▶ **Assignment**: The string "footer" appears in some lines of the entries that follow; copy each such line.

▶ **Dataset rows for apps and sites**:
○ ○ ○ ○ ○ ○ ○

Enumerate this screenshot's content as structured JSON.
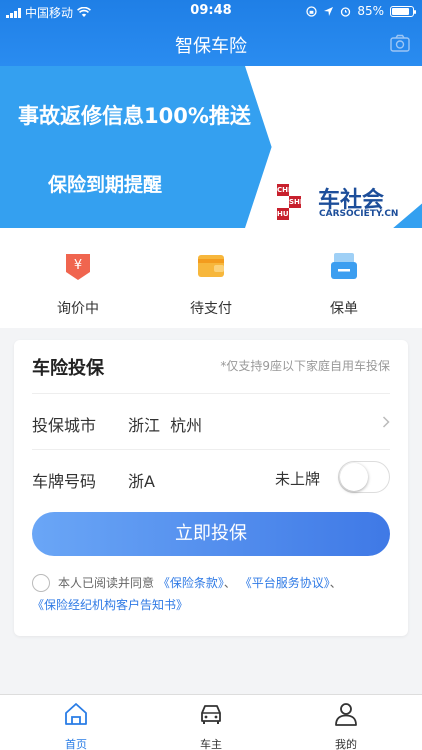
{
  "status_bar": {
    "carrier": "中国移动",
    "time": "09:48",
    "battery": "85%"
  },
  "header": {
    "title": "智保车险"
  },
  "banner": {
    "line1": "事故返修信息100%推送",
    "line2": "保险到期提醒",
    "logo_cells": [
      "CHE",
      "SHE",
      "HUI"
    ],
    "logo_cn": "车社会",
    "logo_en": "CARSOCIETY.CN",
    "page_count": 2,
    "active_page": 1
  },
  "quick_actions": [
    {
      "label": "询价中",
      "icon": "yen-badge-icon"
    },
    {
      "label": "待支付",
      "icon": "wallet-icon"
    },
    {
      "label": "保单",
      "icon": "policy-tray-icon"
    }
  ],
  "form": {
    "title": "车险投保",
    "note": "*仅支持9座以下家庭自用车投保",
    "city_label": "投保城市",
    "city_value": "浙江  杭州",
    "plate_label": "车牌号码",
    "plate_value": "浙A",
    "unplated_label": "未上牌",
    "unplated_on": false,
    "submit_label": "立即投保",
    "agree_text": "本人已阅读并同意",
    "link1": "《保险条款》",
    "sep": "、",
    "link2": "《平台服务协议》",
    "sep2": "、",
    "link3": "《保险经纪机构客户告知书》"
  },
  "tabs": [
    {
      "label": "首页",
      "active": true
    },
    {
      "label": "车主",
      "active": false
    },
    {
      "label": "我的",
      "active": false
    }
  ],
  "colors": {
    "brand": "#2a7de6",
    "banner": "#34a0f0",
    "logo_red": "#c8202d",
    "logo_blue": "#1d4e9a"
  }
}
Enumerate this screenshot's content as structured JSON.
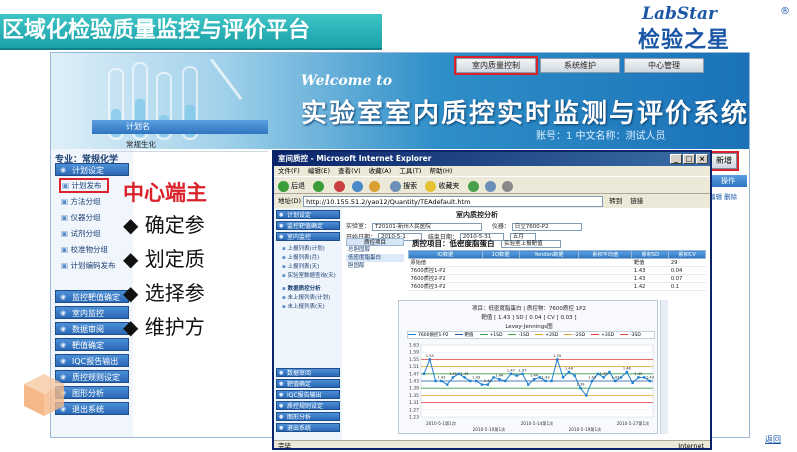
{
  "slide": {
    "title": "区域化检验质量监控与评价平台",
    "logo_top": "LabStar",
    "logo_bottom": "检验之星",
    "logo_reg": "®",
    "back_link": "返回"
  },
  "banner": {
    "welcome_line1": "Welcome to",
    "title": "实验室室内质控实时监测与评价系统",
    "user_info": "账号：1   中文名称：测试人员",
    "nav": [
      "室内质量控制",
      "系统维护",
      "中心管理"
    ]
  },
  "sidebar": {
    "specialty": "专业：常规化学",
    "groups_top": [
      {
        "label": "计划设定",
        "items": [
          "计划发布",
          "方法分组",
          "仪器分组",
          "试剂分组",
          "校准物分组",
          "计划编码发布"
        ]
      }
    ],
    "groups_bottom": [
      "监控靶值确定",
      "室内监控",
      "数据审阅",
      "靶值确定",
      "IQC报告输出",
      "质控规则设定",
      "图形分析",
      "退出系统"
    ]
  },
  "content": {
    "plan_header": "计划名",
    "plan_row": "常规生化",
    "center_heading": "中心端主",
    "bullets": [
      "◆ 确定参",
      "◆ 划定质",
      "◆ 选择参",
      "◆ 维护方"
    ],
    "add_button": "新增",
    "op_header": "操作",
    "op_links": "编辑  删除"
  },
  "ie": {
    "title": "室间质控 - Microsoft Internet Explorer",
    "menu": [
      "文件(F)",
      "编辑(E)",
      "查看(V)",
      "收藏(A)",
      "工具(T)",
      "帮助(H)"
    ],
    "toolbar": [
      "后退",
      "搜索",
      "收藏夹"
    ],
    "address_label": "地址(D)",
    "url": "http://10.155.51.2/yao12/Quantity/TEAdefault.htm",
    "go": "转到",
    "links": "链接",
    "status": "完毕",
    "zone": "Internet",
    "nav_groups": [
      "计划设定",
      "监控靶值确定",
      "室内监控"
    ],
    "nav_items": [
      "上报列表(计划)",
      "上报列表(月)",
      "上报列表(天)",
      "实验室数据查询(天)",
      "数据质控分析",
      "未上报列表(计划)",
      "未上报列表(天)"
    ],
    "nav_bottom": [
      "数据审阅",
      "靶值确定",
      "IQC报告输出",
      "质控规则设定",
      "图形分析",
      "退出系统"
    ],
    "form": {
      "page_title": "室内质控分析",
      "lab_label": "实验室：",
      "lab_value": "T20101-新州人民医院",
      "instrument_label": "仪器：",
      "instrument_value": "日立7600-P2",
      "start_label": "开始日期：",
      "start_value": "2010-5-1",
      "end_label": "结束日期：",
      "end_value": "2010-5-31",
      "period_value": "五月"
    },
    "project": {
      "header": "质控项目",
      "items": [
        "总胆固醇",
        "低密度脂蛋白",
        "胆固醇"
      ]
    },
    "qc_title": "质控项目：低密度脂蛋白",
    "qc_select": "实验室上报靶值",
    "table_headers": [
      "IQ数据",
      "1Q数据",
      "Yenden数据",
      "累积平均值",
      "累积SD",
      "累积CV"
    ],
    "table_rows": [
      [
        "原始值",
        "",
        "",
        "",
        "靶值",
        "29"
      ],
      [
        "7600质控1-P2",
        "",
        "",
        "",
        "1.43",
        "0.04"
      ],
      [
        "7600质控2-P2",
        "",
        "",
        "",
        "1.43",
        "0.07"
      ],
      [
        "7600质控3-P2",
        "",
        "",
        "",
        "1.42",
        "0.1"
      ]
    ]
  },
  "chart_data": {
    "type": "line",
    "title": "项目：低密度脂蛋白 | 质控物：7600质控 1P2",
    "subtitle": "靶值 [ 1.43 ] SD [ 0.04 ] CV [ 0.03 ]",
    "chart_name": "Levey-Jennings图",
    "legend": [
      "7600质控1-P2",
      "靶值",
      "+1SD",
      "-1SD",
      "+2SD",
      "-2SD",
      "+3SD",
      "-3SD"
    ],
    "y_ticks": [
      "1.63",
      "1.59",
      "1.55",
      "1.51",
      "1.47",
      "1.43",
      "1.39",
      "1.35",
      "1.31",
      "1.27",
      "1.23"
    ],
    "ylim": [
      1.23,
      1.63
    ],
    "x_labels": [
      "2010-5-1第1次",
      "2010-5-10第1次",
      "2010-5-14第1次",
      "2010-5-19第1次",
      "2010-5-27第1次"
    ],
    "series": [
      {
        "name": "7600质控1-P2",
        "values": [
          1.47,
          1.55,
          1.43,
          1.43,
          1.41,
          1.45,
          1.47,
          1.45,
          1.43,
          1.43,
          1.41,
          1.41,
          1.45,
          1.44,
          1.43,
          1.47,
          1.46,
          1.47,
          1.41,
          1.44,
          1.45,
          1.43,
          1.43,
          1.55,
          1.45,
          1.48,
          1.46,
          1.39,
          1.35,
          1.43,
          1.47,
          1.45,
          1.48,
          1.43,
          1.45,
          1.48,
          1.42,
          1.45,
          1.45,
          1.43
        ]
      }
    ],
    "reference_lines": [
      {
        "name": "+3SD",
        "value": 1.55,
        "color": "#e14040"
      },
      {
        "name": "+2SD",
        "value": 1.51,
        "color": "#e5a020"
      },
      {
        "name": "+1SD",
        "value": 1.47,
        "color": "#3aa04a"
      },
      {
        "name": "靶值",
        "value": 1.43,
        "color": "#1b57a6"
      },
      {
        "name": "-1SD",
        "value": 1.39,
        "color": "#3aa04a"
      },
      {
        "name": "-2SD",
        "value": 1.35,
        "color": "#e5a020"
      },
      {
        "name": "-3SD",
        "value": 1.31,
        "color": "#e14040"
      }
    ],
    "line_color": "#1f7fd0",
    "grid": true
  }
}
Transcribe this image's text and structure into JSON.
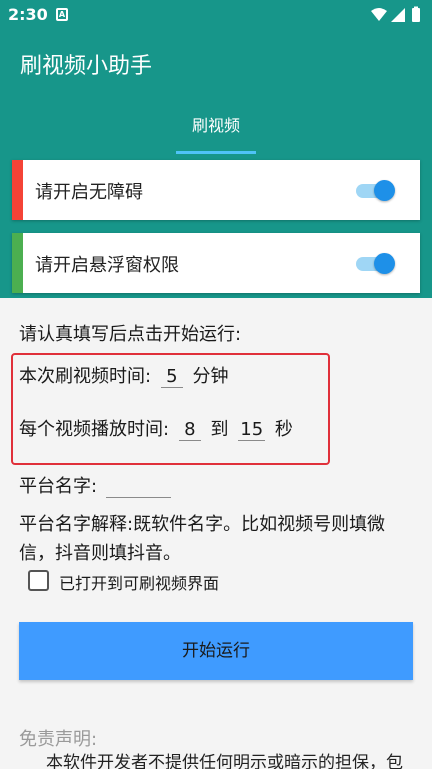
{
  "status_bar": {
    "time": "2:30",
    "notification_icon": "A"
  },
  "app": {
    "title": "刷视频小助手"
  },
  "tabs": [
    {
      "label": "刷视频",
      "active": true
    }
  ],
  "colors": {
    "primary": "#17968a",
    "accent": "#4fc3f7",
    "button": "#3f9bff",
    "card_red": "#f44336",
    "card_green": "#4caf50",
    "highlight_box": "#e0303a"
  },
  "cards": [
    {
      "label": "请开启无障碍",
      "bar_color": "#f44336",
      "switch_on": true
    },
    {
      "label": "请开启悬浮窗权限",
      "bar_color": "#4caf50",
      "switch_on": true
    }
  ],
  "form": {
    "instruction": "请认真填写后点击开始运行:",
    "duration": {
      "label": "本次刷视频时间:",
      "value": "5",
      "unit": "分钟"
    },
    "play_time": {
      "label": "每个视频播放时间:",
      "min": "8",
      "to": "到",
      "max": "15",
      "unit": "秒"
    },
    "platform": {
      "label": "平台名字:",
      "value": ""
    },
    "platform_hint_line1": "平台名字解释:既软件名字。比如视频号则填微",
    "platform_hint_line2": "信，抖音则填抖音。",
    "checkbox_label": "已打开到可刷视频界面",
    "checkbox_checked": false,
    "start_button": "开始运行"
  },
  "disclaimer": {
    "title": "免责声明:",
    "body": "本软件开发者不提供任何明示或暗示的担保，包"
  }
}
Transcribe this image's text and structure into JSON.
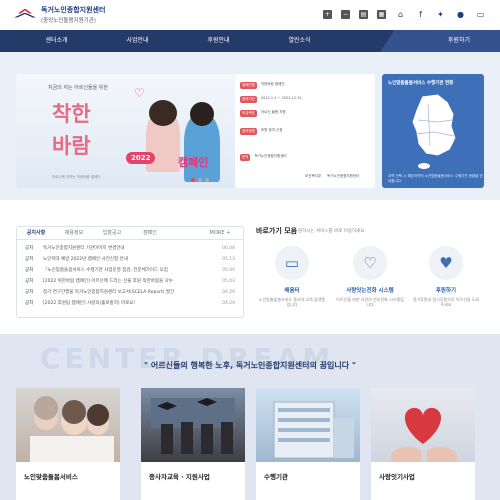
{
  "header": {
    "org_name": "독거노인종합지원센터",
    "org_sub": "(중앙노인돌봄지원기관)"
  },
  "top_tools": [
    "font-plus-icon",
    "font-minus-icon",
    "print-icon",
    "sitemap-icon"
  ],
  "sns": [
    "home-icon",
    "facebook-icon",
    "twitter-icon",
    "chat-icon",
    "blog-icon"
  ],
  "nav": {
    "items": [
      "센터소개",
      "사업안내",
      "후원안내",
      "열린소식"
    ],
    "highlight": "후원하기"
  },
  "banner": {
    "subtitle": "지금의 저는 어르신들을 위한",
    "line1": "착한",
    "line2": "바람",
    "year": "2022",
    "campaign": "캠페인",
    "footer": "어르신께 전하는 착한바람 캠페인"
  },
  "info_card": {
    "rows": [
      {
        "tag": "캠페인명",
        "text": "착한바람 캠페인"
      },
      {
        "tag": "참여기간",
        "text": "2022.1.1 ~ 2022.12.31"
      },
      {
        "tag": "모금목표",
        "text": "어르신 돌봄 지원"
      },
      {
        "tag": "참여방법",
        "text": "후원 참여 신청"
      },
      {
        "tag": "문의",
        "text": "독거노인종합지원센터"
      }
    ],
    "logos": [
      "보건복지부",
      "독거노인종합지원센터"
    ]
  },
  "map_card": {
    "title": "노인맞춤돌봄서비스 수행기관 현황",
    "footer": "지역 선택 시 해당지역의 노인맞춤돌봄서비스 수행기관 현황을 안내합니다"
  },
  "notice": {
    "tabs": [
      "공지사항",
      "채용정보",
      "입찰공고",
      "캠페인"
    ],
    "more": "MORE +",
    "rows": [
      {
        "cat": "공지",
        "title": "독거노인종합지원센터 기관이미지 변경안내",
        "date": "06.08"
      },
      {
        "cat": "공지",
        "title": "노인학대 예방 2022년 캠페인 사전신청 안내",
        "date": "05.13"
      },
      {
        "cat": "공지",
        "title": "『노인맞춤돌봄서비스 수행기관 사업운영 점검, 전문체가이드 모집",
        "date": "05.09"
      },
      {
        "cat": "공지",
        "title": "[2022 위한바람 캠페인] 어르신께 드리는 선물 후원 착한바람을 나누",
        "date": "05.02"
      },
      {
        "cat": "공지",
        "title": "정기 연구간행물 독거노인종합지원센터 보고서(SCELA Report) 발간",
        "date": "04.29"
      },
      {
        "cat": "공지",
        "title": "[2022 후원팀 캠페인] 사랑의(홀로홈히) 마로요!",
        "date": "04.29"
      }
    ]
  },
  "quick": {
    "title": "바로가기 모음",
    "desc": "원하시는 서비스를 바로 이용하세요",
    "items": [
      {
        "label": "배움터",
        "desc": "노인맞춤돌봄서비스 종사자 교육 플랫폼입니다",
        "icon": "monitor-icon"
      },
      {
        "label": "사랑잇는전화 시스템",
        "desc": "어르신을 위한 사랑의 안부전화 시스템입니다",
        "icon": "heart-phone-icon"
      },
      {
        "label": "후원하기",
        "desc": "정기후원과 일시후원으로 어르신을 도와주세요",
        "icon": "donate-icon"
      }
    ]
  },
  "dream": {
    "bg_text": "CENTER DREAM",
    "slogan": "\" 어르신들의 행복한 노후, 독거노인종합지원센터의 꿈입니다 \""
  },
  "cards": [
    {
      "label": "노인맞춤돌봄서비스"
    },
    {
      "label": "종사자교육 · 지원사업"
    },
    {
      "label": "수행기관"
    },
    {
      "label": "사랑잇기사업"
    }
  ],
  "colors": {
    "navy": "#243b6a",
    "accent_red": "#d6263a",
    "pink": "#e96a83",
    "map_blue": "#3d70b8",
    "link_blue": "#2b5ba6"
  }
}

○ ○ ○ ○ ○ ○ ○

▶ **Task solution**:
    "footer": "어르신께 전하는 착한바람 캠페인"
    "footer": "지역 선택 시 해당지역의 노인맞춤돌봄서비스 수행기관 현황을 안내합니다"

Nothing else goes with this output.